AHAHA the hardware got me lmao


2nd that


“6) Using too many products at one time. Hair confused and upset.”



The braids thing is true! I just took my twists out Monday and after chopping my braids off too much and trying to detangle it I noticed how thin my hair felt and significantly shorter it was.


I thought exactly the same thing ,however these issues are affecting the black community more so is until we learn out lesson then I don’t mind. I had a problem with heat and mild heat damage changed my mind real fast! Lol I have experienced a lot of the points mentioned and hope to not go through that again.


Heat is a chemical?… What is the chemical composition of hot air (that is different from cold air)? I know the chemical in perms tends to be lye (sodium hydroxide) but how is heat a chemical?


I love this post! Everything I need to hear and know, THANK YOU!!!

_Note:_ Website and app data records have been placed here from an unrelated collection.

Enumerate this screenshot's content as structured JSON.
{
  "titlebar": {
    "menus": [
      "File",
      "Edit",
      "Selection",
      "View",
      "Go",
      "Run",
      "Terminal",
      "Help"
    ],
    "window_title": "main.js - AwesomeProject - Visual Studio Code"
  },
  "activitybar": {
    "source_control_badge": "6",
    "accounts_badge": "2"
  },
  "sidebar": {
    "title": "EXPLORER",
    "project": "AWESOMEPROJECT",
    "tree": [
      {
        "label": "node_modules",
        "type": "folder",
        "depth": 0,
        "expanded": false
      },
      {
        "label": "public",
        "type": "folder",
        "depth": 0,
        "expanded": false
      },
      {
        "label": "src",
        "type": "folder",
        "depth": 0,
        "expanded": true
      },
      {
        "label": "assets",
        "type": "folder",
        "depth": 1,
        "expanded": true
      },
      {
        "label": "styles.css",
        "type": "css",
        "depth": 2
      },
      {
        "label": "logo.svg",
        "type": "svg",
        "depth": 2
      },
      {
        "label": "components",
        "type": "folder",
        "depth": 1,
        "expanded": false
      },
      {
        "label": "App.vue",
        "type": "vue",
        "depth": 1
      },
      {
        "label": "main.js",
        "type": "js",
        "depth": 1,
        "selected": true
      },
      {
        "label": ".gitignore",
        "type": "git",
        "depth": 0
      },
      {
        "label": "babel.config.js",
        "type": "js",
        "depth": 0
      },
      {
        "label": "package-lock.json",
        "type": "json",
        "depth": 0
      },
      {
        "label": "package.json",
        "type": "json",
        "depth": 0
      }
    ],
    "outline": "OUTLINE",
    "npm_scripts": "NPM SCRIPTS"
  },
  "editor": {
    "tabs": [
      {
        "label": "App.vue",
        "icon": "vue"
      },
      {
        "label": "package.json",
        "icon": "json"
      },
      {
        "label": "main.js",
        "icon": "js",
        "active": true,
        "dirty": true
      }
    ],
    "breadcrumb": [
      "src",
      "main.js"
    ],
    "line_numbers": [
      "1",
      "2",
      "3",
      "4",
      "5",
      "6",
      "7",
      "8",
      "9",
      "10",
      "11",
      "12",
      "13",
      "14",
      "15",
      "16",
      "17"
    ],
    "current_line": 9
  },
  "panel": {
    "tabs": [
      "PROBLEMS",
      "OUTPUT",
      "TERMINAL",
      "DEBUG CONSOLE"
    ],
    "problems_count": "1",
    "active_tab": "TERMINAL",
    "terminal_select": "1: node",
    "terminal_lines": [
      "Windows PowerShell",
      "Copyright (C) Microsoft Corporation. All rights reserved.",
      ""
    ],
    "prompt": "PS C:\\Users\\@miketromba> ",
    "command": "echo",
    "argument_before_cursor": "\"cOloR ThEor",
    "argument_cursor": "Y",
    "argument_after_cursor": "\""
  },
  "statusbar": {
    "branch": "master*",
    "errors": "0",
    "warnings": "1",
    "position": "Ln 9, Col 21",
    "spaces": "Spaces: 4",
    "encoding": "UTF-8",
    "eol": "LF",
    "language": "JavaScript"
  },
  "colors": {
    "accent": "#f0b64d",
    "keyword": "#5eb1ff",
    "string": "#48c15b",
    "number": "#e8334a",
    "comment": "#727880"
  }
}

Traction alopecia is REAL, y’all.

I can’t count how many associates, co-workers, strangers, etc I see that has that “facelift” ponytail they don’t wanna give up, and their edges are paying for it. And lets not talk about the women who get microbraids back-to-back and has a hairline pushed back to nearly the crown. When your hair starts BEHIND your ear, you have an issue on your hands.

I kid you not, I saw, well see….a particular woman who wears a ponytail everyday who has alopecia in the front. One day it appeared as if her hairline had even been bleeding at one point! When I was a teenager I had a mild case of traction alopecia from wearing tight ponys (relaxed). I wore swoop bangs on the side that had the problem for no traction and it cleared right up! Also I got braids a few months ago, I believe there is a very small spot where my hair came out because of them – no more… Read more »

LOL….absolutely. I just wonder when the individual will realize that its a problem. If I can visibly see that your pony tail is tight…then its wayyyyy to tight. It should never get (besides in medical situations) that the hair is just all gone. Thinning should be a sign!


I’d say most, if not all of these, are known and known well. I can’t go to a black hair site without seeing one of these “don’t’s”. I enjoyed the authors play on words though.